Records for the task:

══════

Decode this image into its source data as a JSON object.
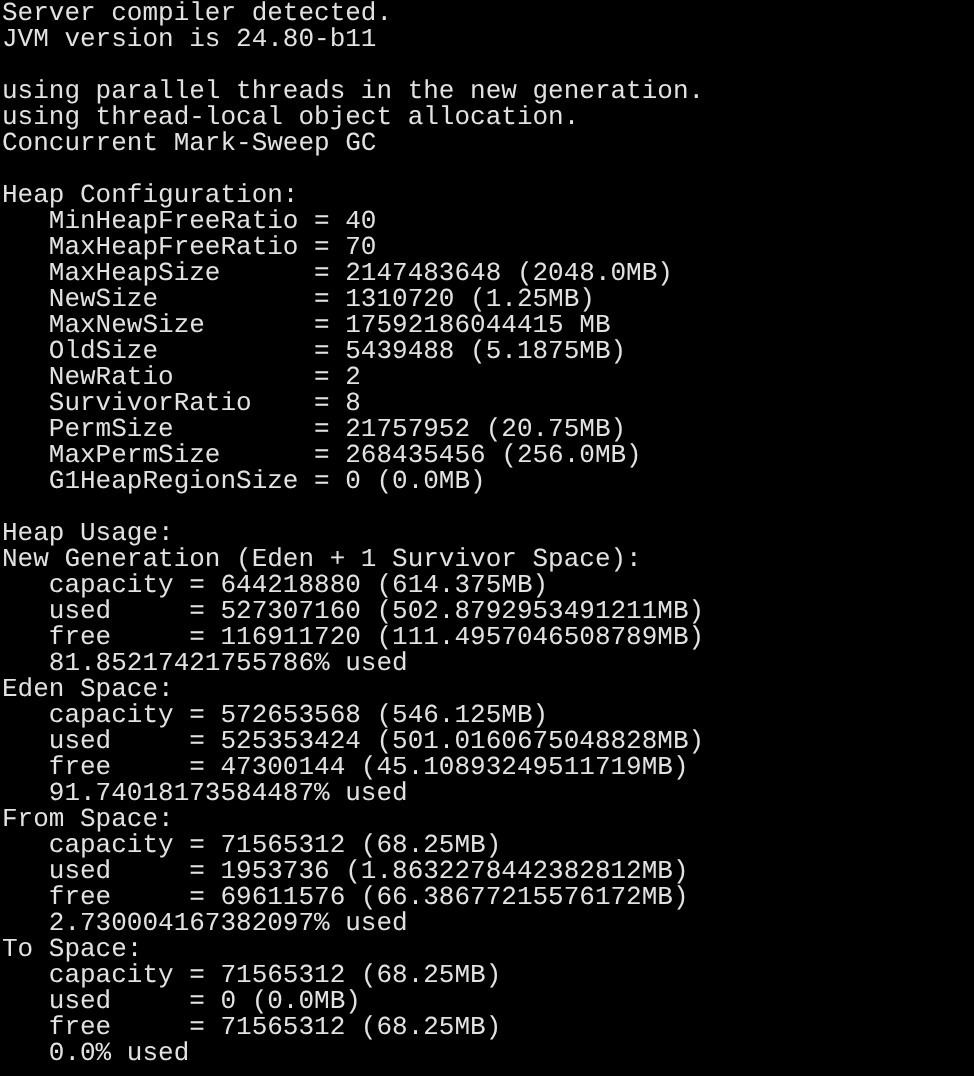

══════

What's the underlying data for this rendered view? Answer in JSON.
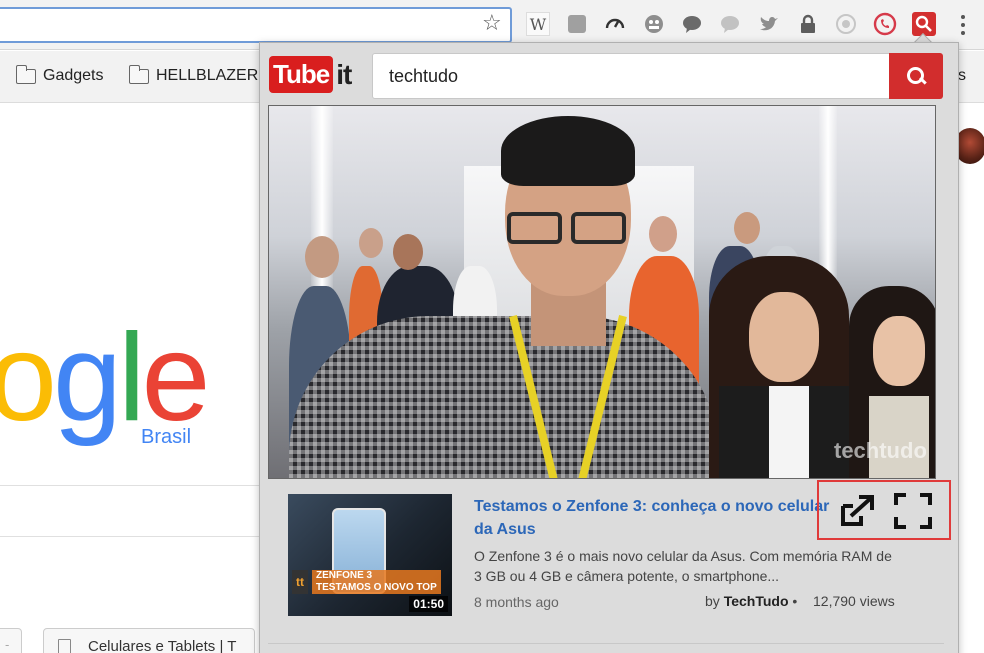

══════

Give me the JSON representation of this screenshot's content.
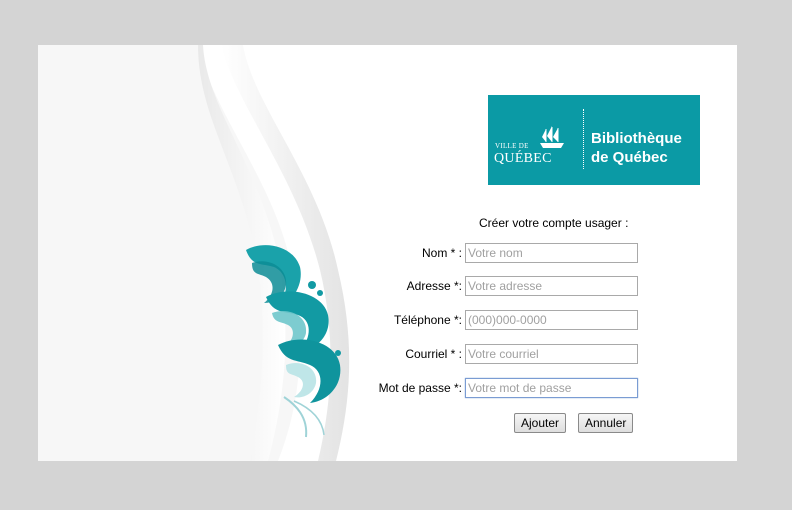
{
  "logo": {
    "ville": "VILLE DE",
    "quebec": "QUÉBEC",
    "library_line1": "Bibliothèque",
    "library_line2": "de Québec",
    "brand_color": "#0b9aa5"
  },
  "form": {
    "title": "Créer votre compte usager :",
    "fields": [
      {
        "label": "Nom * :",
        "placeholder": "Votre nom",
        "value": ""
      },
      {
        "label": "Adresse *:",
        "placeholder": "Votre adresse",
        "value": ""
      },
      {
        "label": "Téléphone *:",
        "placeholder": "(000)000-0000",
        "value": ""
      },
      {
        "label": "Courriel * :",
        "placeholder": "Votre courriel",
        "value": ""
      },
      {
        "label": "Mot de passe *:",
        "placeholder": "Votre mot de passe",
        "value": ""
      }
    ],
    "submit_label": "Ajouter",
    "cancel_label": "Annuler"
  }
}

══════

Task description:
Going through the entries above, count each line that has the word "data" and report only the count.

Response:
2